**WORK TO COMPLETE**
Going through the lines below, tally those that include "text", and give only the number.

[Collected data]
____

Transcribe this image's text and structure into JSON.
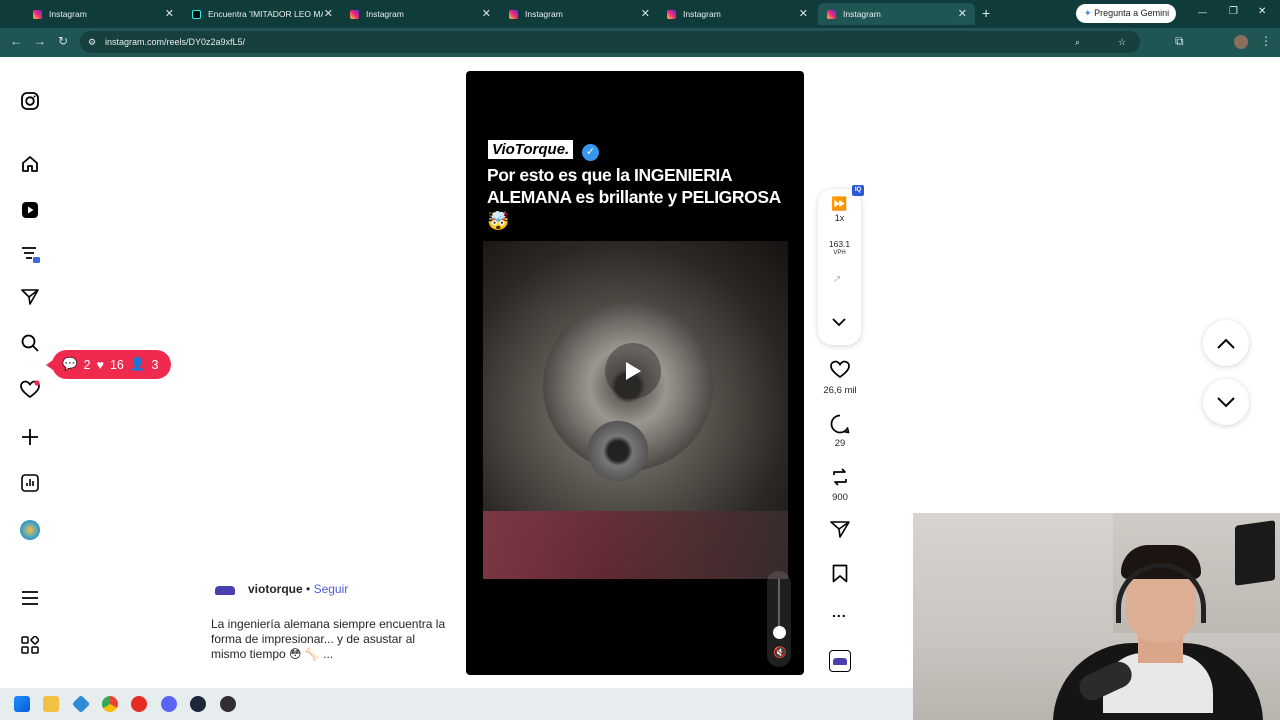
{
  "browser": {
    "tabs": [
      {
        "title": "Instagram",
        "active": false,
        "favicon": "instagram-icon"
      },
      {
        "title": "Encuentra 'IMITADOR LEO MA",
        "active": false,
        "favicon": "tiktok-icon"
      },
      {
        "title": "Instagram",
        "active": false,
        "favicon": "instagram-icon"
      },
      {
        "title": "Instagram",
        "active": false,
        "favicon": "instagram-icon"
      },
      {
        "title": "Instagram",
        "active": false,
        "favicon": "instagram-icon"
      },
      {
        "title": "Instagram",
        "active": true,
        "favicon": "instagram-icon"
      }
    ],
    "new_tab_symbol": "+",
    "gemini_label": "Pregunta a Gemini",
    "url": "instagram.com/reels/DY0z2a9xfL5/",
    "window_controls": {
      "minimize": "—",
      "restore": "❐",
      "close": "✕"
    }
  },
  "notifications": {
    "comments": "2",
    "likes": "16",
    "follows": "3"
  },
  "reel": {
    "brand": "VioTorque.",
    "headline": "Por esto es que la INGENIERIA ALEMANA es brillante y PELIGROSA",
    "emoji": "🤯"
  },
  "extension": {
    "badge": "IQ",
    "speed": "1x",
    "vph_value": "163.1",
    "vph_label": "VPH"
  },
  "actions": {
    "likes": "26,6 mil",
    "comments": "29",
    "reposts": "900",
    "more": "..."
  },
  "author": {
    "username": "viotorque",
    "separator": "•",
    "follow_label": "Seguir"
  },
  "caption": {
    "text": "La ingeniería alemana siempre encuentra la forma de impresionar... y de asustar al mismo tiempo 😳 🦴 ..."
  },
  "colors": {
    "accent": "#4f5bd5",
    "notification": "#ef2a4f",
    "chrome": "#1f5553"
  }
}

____

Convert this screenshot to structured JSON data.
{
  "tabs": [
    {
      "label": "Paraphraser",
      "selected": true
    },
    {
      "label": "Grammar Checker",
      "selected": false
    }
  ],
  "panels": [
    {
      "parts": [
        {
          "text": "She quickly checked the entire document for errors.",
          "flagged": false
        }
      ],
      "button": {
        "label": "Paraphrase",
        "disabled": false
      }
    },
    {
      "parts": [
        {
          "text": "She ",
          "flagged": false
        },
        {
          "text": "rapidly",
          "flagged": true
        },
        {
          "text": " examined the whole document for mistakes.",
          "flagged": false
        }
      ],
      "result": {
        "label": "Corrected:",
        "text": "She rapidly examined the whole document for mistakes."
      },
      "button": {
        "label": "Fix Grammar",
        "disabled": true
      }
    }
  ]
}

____

**ANSWER SPACE**
7